Screw that noise. The only way anyone will get my viola away from me is if they pry it out of my cold, dead hands.
Rachel Barton Pine nailing “Sweet Home Chicago”
I may have linked to this before, but I just love this sort of thing.
It’s so bizarre. I’m listening to some of the interviews on RBP’s Violins Rule podcast, and they are quite interesting, but man. One of the big things that people always say about stringed instruments is that they sound like voices — and yet every single string player in these podcast interviews, and most other interviews I’ve heard, talks about how they love guitar players and find inspiration in guitar players, etc. etc. etc.
Jesus. I seriously am the only string player in the known universe who found the majority of my inspiration from singers, inspiration to play this box with strings on it that supposedly sounds like someone singing. Crap.
The hell with guitars! I admire the living daylights out of EVH and Neal Schon, but seriously. Art Garfunkel! Cass Elliot. Frank Sinatra? Steve Perry! Aretha Franklin! Jesus on toast! I simply cannot be the only string player who see this, on this instrument that’s big claim to fame is that it’s a replacement voice.
Podcast 58 and podcast 60 make an interesting pair.
Renaissance violin bands are sounding to me a lot like rock bands. The violin wasn’t treated in most renaissance-era lists of instrument techniques because “everyone played it and it was everywhere,” it was more of a working-class tavern instrument than one associated with people of quality, most violinists played dance music and weren’t expected to read music but improvise, they stood while playing, they needed to make a bright sound with lots of overtones to be heard over party noises … Next to Bibbens’s statements about her experiences in rock bands (the relative unimportance of reading music versus improvving), it becomes obvious that the violin was the electric guitar of its time when it was first created.

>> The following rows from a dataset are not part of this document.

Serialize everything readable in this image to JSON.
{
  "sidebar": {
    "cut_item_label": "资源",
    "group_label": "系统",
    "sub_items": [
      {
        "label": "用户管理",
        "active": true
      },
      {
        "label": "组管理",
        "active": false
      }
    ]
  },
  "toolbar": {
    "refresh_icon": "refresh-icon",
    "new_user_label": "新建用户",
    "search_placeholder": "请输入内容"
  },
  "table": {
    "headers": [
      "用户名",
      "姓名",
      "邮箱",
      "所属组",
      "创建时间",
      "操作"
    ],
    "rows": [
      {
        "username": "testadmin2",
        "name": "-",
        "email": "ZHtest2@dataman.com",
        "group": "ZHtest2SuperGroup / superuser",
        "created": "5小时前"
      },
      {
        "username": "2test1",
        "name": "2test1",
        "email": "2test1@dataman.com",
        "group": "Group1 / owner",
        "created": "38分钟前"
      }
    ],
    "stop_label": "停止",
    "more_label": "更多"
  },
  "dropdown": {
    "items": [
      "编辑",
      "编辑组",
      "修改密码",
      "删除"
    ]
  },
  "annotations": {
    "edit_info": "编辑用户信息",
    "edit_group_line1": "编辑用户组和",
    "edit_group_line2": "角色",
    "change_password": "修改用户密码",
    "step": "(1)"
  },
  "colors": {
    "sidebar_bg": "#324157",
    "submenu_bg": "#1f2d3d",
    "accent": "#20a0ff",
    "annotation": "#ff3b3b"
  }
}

If you’ve ever been to a wedding reception where the band consisted of the typical drums-keyboards-bass guitar-lead guitar, you’ve heard the equivalent of a renaissance violin band.

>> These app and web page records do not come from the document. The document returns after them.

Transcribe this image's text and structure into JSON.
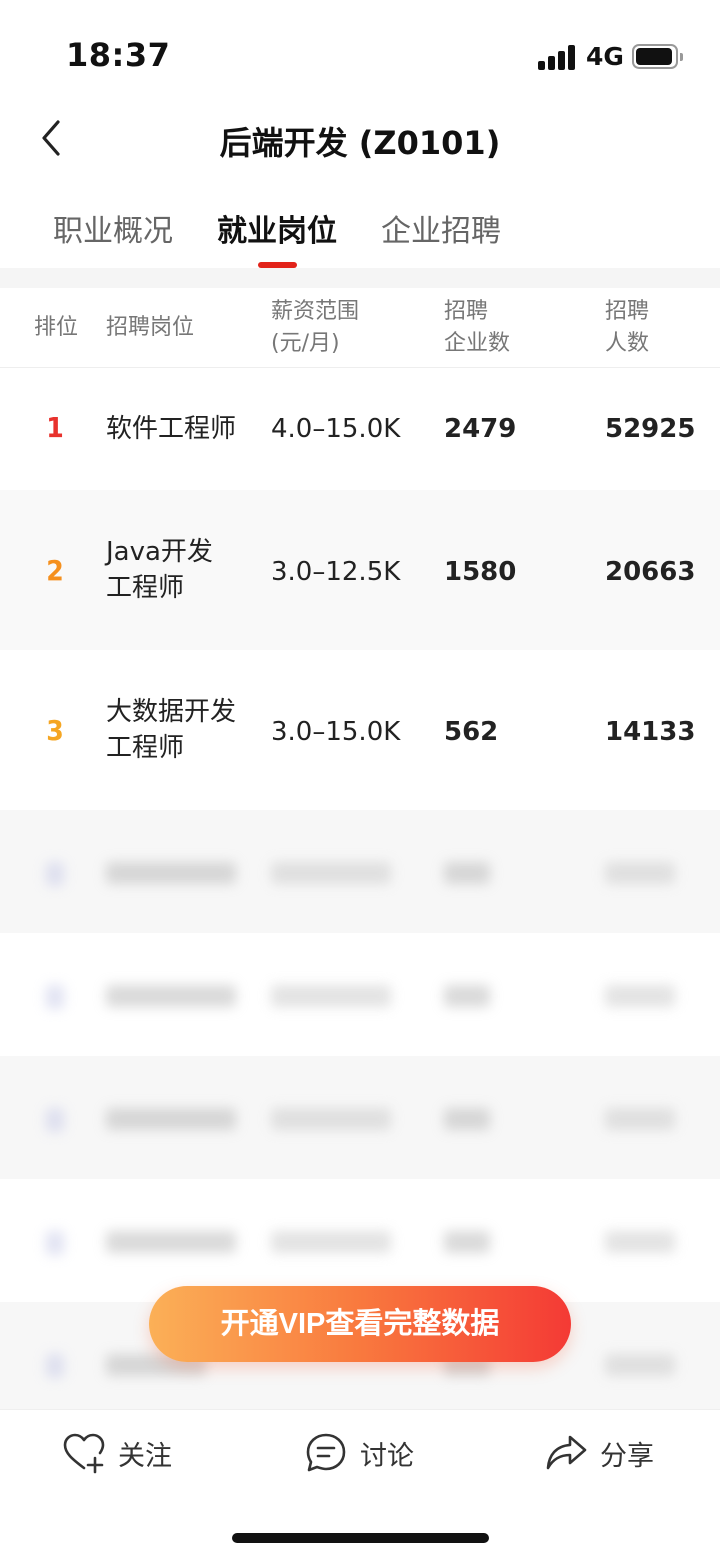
{
  "status_bar": {
    "time": "18:37",
    "network": "4G"
  },
  "header": {
    "title": "后端开发 (Z0101)"
  },
  "tabs": [
    {
      "label": "职业概况",
      "active": false
    },
    {
      "label": "就业岗位",
      "active": true
    },
    {
      "label": "企业招聘",
      "active": false
    }
  ],
  "table": {
    "headers": {
      "rank": "排位",
      "position": "招聘岗位",
      "salary_line1": "薪资范围",
      "salary_line2": "(元/月)",
      "companies_line1": "招聘",
      "companies_line2": "企业数",
      "people_line1": "招聘",
      "people_line2": "人数"
    },
    "rows": [
      {
        "rank": "1",
        "rank_color": "#e8322d",
        "position_line1": "软件工程师",
        "position_line2": "",
        "salary": "4.0–15.0K",
        "companies": "2479",
        "people": "52925"
      },
      {
        "rank": "2",
        "rank_color": "#f5901e",
        "position_line1": "Java开发",
        "position_line2": "工程师",
        "salary": "3.0–12.5K",
        "companies": "1580",
        "people": "20663"
      },
      {
        "rank": "3",
        "rank_color": "#f5a623",
        "position_line1": "大数据开发",
        "position_line2": "工程师",
        "salary": "3.0–15.0K",
        "companies": "562",
        "people": "14133"
      }
    ]
  },
  "vip_button": {
    "label": "开通VIP查看完整数据"
  },
  "bottom_bar": {
    "follow": {
      "label": "关注",
      "icon": "heart-plus-icon"
    },
    "discuss": {
      "label": "讨论",
      "icon": "chat-bubble-icon"
    },
    "share": {
      "label": "分享",
      "icon": "share-arrow-icon"
    }
  },
  "colors": {
    "accent": "#e2231a",
    "vip_start": "#fbb057",
    "vip_end": "#f43a35"
  }
}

Also, the stream of statements in podcast 60 about how the bow is the soul of expressiveness, the left hand is secondary, the music comes from the bow, etc. etc. etc. stood out to me instantly. The next time someone tries to sell me the BS bill of goods about how being left-handed and putting the bow in the off hand is an “advantage” because I get to waste my better hand on the less important side of the instrument, I’m going to have them listen to this podcast. Then, I’m just going to slap them.

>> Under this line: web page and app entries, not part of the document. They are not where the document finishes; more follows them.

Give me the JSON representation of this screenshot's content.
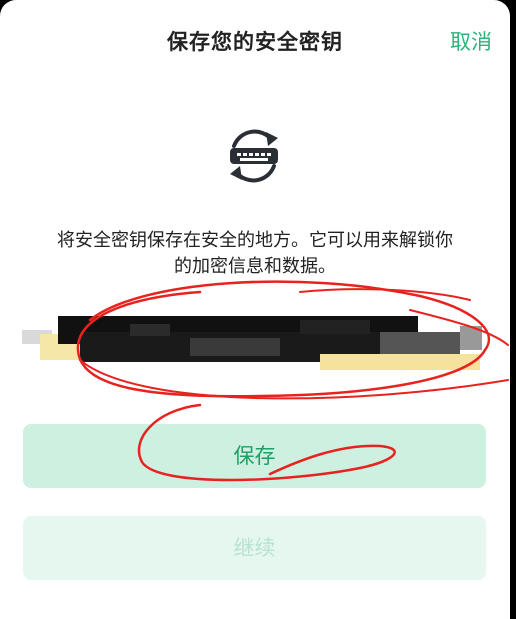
{
  "header": {
    "title": "保存您的安全密钥",
    "cancel_label": "取消"
  },
  "icon": {
    "name": "security-key-sync-icon"
  },
  "description": {
    "line1": "将安全密钥保存在安全的地方。它可以用来解锁你",
    "line2": "的加密信息和数据。"
  },
  "key_field": {
    "state": "redacted"
  },
  "buttons": {
    "save_label": "保存",
    "continue_label": "继续"
  },
  "colors": {
    "accent": "#2bb37a",
    "save_bg": "#cdf0e1",
    "continue_bg": "#e6f7f0",
    "annotation_red": "#e8231f"
  }
}
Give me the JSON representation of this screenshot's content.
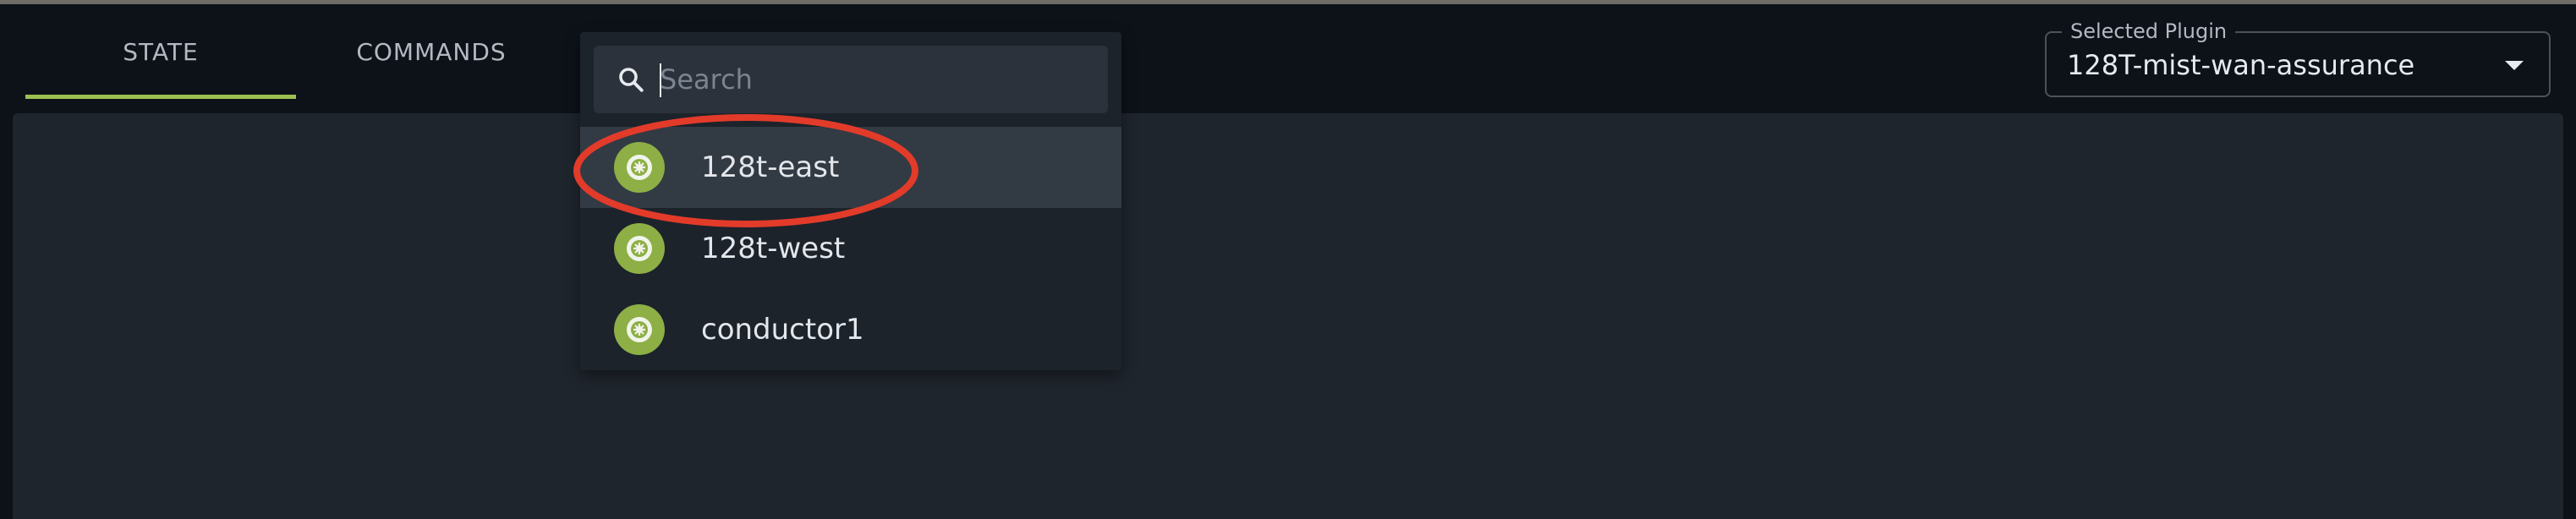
{
  "tabs": [
    {
      "label": "STATE",
      "active": true
    },
    {
      "label": "COMMANDS",
      "active": false
    }
  ],
  "plugin_select": {
    "label": "Selected Plugin",
    "value": "128T-mist-wan-assurance"
  },
  "router_dropdown": {
    "search": {
      "placeholder": "Search",
      "value": ""
    },
    "options": [
      {
        "label": "128t-east",
        "highlighted": true,
        "icon": "router-icon"
      },
      {
        "label": "128t-west",
        "highlighted": false,
        "icon": "router-icon"
      },
      {
        "label": "conductor1",
        "highlighted": false,
        "icon": "router-icon"
      }
    ]
  },
  "annotation": {
    "circle_color": "#e23b2a"
  },
  "colors": {
    "accent": "#9dbf4f",
    "background": "#0d1219",
    "panel": "#1f252d"
  }
}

Also interesting to think of the nonsense I’ve dealt with learning to play left-handed in light of the comments David Douglass made about playing a renaissance violin on the arm as opposed to the shoulder and having violinists come back stage and yell at him for it. Pine sounded incredulous, but any left-handed player can tell similar stories. (Right down to the similar tales of country fiddlers being tolerated for both playing left-handed and playing on the arm because they are assumed to be lesser players who don’t know any better.)
We may live in the 21st century, but some people are still in the 14th it seems.
In other news, I seem to have ditched the shoulder rest for the moment; we’ll see how long that lasts. The divot the viola is making in my extremely inadequately padded collarbone might demand either the return of the rest or a more padded cushion.